Waste at the Coastal Resources of Maine facility in Hampden on a conveyor belt.

The new waste processing plant in Hampden still hasn’t reopened after a partially filled propane tank delivered to the center exploded on Thursday, causing a small fire in the machinery that produces bales of recycled goods and injuring a worker.

Employees of the Coastal Resources of Maine plant are still assessing how much damage the explosion caused and are making repairs, according to Director of Community Services Shelby Wright.

The plant will also probably update its safety protocols and more closely inspect incoming waste to help prevent any future mishaps, according to Wright. While the plant already has measures to remove hazardous materials from the waste stream — such as magnets that can attract metal objects and a policy of inspecting incoming loads of waste — the propane tank went undetected last week.

But there is only so much that Coastal Resources of Maine employees can do, Wright said, and she urged communities that send their household waste to the Hampden facility to ensure that it does not include any of the hazardous materials that are banned by their contracts with Coastal Resources of Maine, including propane tanks and fuel canisters for camping stoves.

Wright suggested that residents reach out to their public works departments, transfer stations and hardware stores for information about safe disposal alternatives.

“It’s really paramount that people think before they throw things out,” Wright said. “People’s lives may depend on it. We’re at the mercy of the people that bring us their trash.”

Wright declined to say how far the propane tank made it into the plant before it was punctured, causing it to explode and spark a small fire, but she said “a key piece of equipment” was damaged by the explosion. One nearby worker suffered minor injuries.

Deputy Chief Jason Lundstrom of the Hampden Fire Department, who was among the firefighters that responded to the call, said that the fire was in a piece of equipment that bales some types of cardboard, metal and plastic into large recycled bricks that can be resold on the commodities market. Lundstrom did not know whether the propane tank itself had made it into the baler.

While the waste plant has fire sprinklers, the fire on Thursday was too small to trigger them, Lundstrom said. After a worker pulled a fire alarm, the department responded and was able to stop the burn within minutes.

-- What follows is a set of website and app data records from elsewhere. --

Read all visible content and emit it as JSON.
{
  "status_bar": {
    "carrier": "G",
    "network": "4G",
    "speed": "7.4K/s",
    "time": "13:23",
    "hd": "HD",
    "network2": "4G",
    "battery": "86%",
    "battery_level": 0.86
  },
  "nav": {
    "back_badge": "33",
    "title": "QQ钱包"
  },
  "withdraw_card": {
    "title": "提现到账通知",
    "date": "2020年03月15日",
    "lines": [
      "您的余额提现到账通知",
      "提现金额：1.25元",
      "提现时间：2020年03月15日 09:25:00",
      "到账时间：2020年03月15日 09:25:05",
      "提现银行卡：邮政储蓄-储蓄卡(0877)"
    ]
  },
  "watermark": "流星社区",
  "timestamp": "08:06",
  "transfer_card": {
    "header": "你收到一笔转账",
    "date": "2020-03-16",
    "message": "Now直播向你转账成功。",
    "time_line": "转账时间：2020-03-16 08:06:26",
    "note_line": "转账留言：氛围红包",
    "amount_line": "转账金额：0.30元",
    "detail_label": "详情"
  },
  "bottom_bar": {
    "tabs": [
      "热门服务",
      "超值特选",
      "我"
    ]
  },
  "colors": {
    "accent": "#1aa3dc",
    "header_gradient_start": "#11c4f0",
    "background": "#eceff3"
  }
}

The Municipal Review Committee, an organization that represents the 115 Maine communities that send their waste to the Hampden plant, sent out an email to its members last week reminding them not to send hazardous waste and asking them to educate their own residents about the dangers.

Michael Carroll, the committee’s executive director, said the organization will continue to remind its members about those guidelines in future communications.

There are some cases in which Coastal Resources of Maine can pass the costs of disposing unacceptable waste to the communities or trucking companies that have delivered it, or to at least share those costs with the Municipal Review Committee itself, according to its contract with the sending communities.

But that section of the contract does not apply to repairing damage caused as a result of unacceptable waste, Wright said. She said it will be impossible to determine which community sent the propane tank last week.

Wright said she does not expect the current outage at the plant to continue for “an extended time,” but declined to offer a specific timeline for when it could resume accepting waste. In the meantime, communities are now shipping their garbage to landfills in Norridgewock and Old Town.